§ Problem description: Your answer must be every line of the data below that holds the string "Ctrl", copied exactly.

§ Data supplied:
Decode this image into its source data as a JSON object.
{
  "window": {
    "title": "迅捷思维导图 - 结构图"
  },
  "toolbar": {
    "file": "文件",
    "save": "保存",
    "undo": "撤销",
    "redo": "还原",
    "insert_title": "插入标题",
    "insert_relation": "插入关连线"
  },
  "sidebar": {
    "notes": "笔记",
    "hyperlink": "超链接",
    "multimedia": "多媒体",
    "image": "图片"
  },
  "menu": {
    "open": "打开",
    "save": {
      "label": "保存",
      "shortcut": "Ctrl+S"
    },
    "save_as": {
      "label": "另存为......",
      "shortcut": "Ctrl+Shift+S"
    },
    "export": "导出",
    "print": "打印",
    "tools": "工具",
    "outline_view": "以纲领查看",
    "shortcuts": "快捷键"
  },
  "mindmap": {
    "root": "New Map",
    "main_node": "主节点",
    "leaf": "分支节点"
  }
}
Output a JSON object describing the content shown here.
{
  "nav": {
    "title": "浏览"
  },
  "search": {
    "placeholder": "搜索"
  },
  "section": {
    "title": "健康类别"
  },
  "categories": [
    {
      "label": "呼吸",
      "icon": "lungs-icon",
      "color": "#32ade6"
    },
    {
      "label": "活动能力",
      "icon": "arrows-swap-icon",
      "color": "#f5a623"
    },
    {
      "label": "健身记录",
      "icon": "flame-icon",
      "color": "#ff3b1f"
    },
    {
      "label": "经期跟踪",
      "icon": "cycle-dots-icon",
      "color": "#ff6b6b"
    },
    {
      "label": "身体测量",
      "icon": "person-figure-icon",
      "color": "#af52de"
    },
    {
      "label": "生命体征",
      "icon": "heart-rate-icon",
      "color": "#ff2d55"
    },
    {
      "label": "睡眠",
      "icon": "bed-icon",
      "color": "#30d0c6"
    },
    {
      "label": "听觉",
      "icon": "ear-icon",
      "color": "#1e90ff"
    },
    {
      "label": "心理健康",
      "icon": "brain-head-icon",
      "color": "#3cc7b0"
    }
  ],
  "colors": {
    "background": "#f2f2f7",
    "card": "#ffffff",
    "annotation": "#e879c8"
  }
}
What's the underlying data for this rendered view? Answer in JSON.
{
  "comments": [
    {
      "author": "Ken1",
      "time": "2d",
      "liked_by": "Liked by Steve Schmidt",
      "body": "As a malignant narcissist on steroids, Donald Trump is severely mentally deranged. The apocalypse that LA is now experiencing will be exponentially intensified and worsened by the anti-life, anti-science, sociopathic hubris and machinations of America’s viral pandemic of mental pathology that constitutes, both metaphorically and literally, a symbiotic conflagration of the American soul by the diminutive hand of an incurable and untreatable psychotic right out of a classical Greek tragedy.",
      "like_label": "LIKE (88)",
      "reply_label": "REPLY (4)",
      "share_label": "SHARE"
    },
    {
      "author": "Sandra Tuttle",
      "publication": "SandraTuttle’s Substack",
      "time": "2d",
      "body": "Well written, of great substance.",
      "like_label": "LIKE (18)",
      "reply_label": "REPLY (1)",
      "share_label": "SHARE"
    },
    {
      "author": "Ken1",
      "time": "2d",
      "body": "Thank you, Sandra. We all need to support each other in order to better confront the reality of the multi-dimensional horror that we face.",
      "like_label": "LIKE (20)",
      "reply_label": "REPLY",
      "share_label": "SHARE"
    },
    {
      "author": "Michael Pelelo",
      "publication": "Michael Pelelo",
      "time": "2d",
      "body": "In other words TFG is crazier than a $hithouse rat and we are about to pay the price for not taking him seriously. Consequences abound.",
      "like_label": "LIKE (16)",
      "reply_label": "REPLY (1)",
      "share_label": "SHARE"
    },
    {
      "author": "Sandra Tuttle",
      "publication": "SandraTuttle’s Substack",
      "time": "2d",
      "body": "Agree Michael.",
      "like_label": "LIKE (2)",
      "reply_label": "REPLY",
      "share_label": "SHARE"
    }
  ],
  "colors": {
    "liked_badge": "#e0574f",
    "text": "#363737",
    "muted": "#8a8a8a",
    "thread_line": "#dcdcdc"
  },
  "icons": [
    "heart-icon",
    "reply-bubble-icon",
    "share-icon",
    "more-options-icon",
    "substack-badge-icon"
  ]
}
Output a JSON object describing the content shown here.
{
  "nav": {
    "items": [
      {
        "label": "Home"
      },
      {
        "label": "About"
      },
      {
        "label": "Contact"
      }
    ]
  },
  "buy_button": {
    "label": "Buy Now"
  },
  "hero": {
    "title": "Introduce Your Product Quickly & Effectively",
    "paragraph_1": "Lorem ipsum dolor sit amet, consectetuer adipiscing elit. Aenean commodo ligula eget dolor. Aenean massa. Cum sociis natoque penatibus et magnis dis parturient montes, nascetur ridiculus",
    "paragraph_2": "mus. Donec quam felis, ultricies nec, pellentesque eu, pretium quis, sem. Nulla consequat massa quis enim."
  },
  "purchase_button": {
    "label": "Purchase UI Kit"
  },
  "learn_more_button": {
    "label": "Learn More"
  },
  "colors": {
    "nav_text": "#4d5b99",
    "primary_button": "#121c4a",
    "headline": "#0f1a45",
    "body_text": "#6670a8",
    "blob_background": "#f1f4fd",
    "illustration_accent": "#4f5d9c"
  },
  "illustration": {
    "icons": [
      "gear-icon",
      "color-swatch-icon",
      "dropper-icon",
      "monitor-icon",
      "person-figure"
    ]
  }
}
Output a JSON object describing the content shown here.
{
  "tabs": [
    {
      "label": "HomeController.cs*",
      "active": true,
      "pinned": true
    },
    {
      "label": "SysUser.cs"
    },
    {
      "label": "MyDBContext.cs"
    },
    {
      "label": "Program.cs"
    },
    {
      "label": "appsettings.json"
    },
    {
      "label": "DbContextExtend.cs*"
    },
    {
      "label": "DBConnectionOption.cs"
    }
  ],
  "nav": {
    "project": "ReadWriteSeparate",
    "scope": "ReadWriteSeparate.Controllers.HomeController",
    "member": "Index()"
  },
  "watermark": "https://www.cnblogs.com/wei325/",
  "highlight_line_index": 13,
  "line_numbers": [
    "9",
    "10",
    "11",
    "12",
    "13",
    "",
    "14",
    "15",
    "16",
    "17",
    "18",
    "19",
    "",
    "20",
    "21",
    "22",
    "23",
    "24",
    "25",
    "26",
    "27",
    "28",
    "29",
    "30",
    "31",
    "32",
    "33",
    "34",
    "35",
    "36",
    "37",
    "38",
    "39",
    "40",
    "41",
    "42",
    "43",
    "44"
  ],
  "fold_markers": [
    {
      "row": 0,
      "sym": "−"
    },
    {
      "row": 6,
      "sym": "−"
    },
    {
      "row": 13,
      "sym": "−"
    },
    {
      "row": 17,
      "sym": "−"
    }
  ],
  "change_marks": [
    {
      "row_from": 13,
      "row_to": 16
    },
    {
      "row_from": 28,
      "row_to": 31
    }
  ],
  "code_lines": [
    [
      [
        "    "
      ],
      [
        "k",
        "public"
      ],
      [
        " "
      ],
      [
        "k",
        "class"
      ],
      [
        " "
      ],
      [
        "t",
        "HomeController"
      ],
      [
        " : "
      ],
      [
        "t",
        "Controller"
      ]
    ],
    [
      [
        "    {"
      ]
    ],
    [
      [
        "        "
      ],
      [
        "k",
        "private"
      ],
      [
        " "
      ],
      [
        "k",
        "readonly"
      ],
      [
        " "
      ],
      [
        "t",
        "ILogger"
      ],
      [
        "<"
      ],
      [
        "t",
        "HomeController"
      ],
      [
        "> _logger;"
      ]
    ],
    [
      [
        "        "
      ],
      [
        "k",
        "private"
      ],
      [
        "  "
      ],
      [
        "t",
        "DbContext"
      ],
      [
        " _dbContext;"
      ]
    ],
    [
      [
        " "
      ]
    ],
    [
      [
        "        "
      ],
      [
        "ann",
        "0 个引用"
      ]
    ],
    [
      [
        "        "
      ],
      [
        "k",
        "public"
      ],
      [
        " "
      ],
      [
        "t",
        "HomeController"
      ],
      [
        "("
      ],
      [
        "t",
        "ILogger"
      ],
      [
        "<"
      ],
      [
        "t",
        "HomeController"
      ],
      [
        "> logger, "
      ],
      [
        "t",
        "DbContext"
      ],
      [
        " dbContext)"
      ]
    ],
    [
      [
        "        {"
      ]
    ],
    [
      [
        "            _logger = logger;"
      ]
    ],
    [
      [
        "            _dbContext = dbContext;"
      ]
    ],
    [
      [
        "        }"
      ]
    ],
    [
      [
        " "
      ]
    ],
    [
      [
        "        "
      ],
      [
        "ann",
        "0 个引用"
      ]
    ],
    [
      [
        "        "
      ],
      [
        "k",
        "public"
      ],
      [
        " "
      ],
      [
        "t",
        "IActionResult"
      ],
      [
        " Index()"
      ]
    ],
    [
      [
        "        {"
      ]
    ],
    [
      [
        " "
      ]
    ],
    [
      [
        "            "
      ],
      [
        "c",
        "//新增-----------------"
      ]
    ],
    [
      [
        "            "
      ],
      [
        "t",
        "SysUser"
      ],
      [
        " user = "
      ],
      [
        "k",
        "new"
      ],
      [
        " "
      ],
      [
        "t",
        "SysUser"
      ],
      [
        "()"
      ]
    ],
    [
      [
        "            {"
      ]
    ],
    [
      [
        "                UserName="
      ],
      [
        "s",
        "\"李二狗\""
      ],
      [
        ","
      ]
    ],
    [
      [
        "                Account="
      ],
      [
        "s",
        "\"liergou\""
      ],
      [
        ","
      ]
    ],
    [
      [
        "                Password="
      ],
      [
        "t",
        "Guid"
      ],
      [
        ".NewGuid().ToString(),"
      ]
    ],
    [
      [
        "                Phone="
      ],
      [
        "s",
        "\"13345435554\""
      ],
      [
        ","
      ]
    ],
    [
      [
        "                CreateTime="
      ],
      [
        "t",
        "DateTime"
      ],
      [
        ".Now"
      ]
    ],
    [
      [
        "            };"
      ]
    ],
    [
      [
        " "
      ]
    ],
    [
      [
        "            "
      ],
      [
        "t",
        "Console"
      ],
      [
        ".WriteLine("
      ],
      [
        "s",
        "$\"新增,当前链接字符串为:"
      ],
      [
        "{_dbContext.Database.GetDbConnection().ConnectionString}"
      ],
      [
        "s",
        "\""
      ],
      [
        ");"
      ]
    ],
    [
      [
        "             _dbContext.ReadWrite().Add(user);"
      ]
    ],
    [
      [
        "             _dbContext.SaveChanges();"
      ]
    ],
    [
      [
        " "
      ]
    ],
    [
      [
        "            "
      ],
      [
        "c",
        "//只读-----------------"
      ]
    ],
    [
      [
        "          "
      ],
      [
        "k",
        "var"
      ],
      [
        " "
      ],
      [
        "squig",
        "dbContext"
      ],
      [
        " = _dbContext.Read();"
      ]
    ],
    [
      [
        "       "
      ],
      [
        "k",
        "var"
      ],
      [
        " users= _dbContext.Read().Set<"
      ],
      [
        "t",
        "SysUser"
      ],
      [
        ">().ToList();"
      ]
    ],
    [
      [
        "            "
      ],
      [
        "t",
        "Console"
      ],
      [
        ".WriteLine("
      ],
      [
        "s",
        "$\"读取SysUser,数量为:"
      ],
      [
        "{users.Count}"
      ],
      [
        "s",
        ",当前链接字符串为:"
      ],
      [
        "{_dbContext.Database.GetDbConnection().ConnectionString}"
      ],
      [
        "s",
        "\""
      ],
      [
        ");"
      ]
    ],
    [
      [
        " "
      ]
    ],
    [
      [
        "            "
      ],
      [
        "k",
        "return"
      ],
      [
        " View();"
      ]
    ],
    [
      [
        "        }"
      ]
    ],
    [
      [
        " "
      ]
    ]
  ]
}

§ Solution for this exercise:
      "shortcut": "Ctrl+S"
      "shortcut": "Ctrl+Shift+S"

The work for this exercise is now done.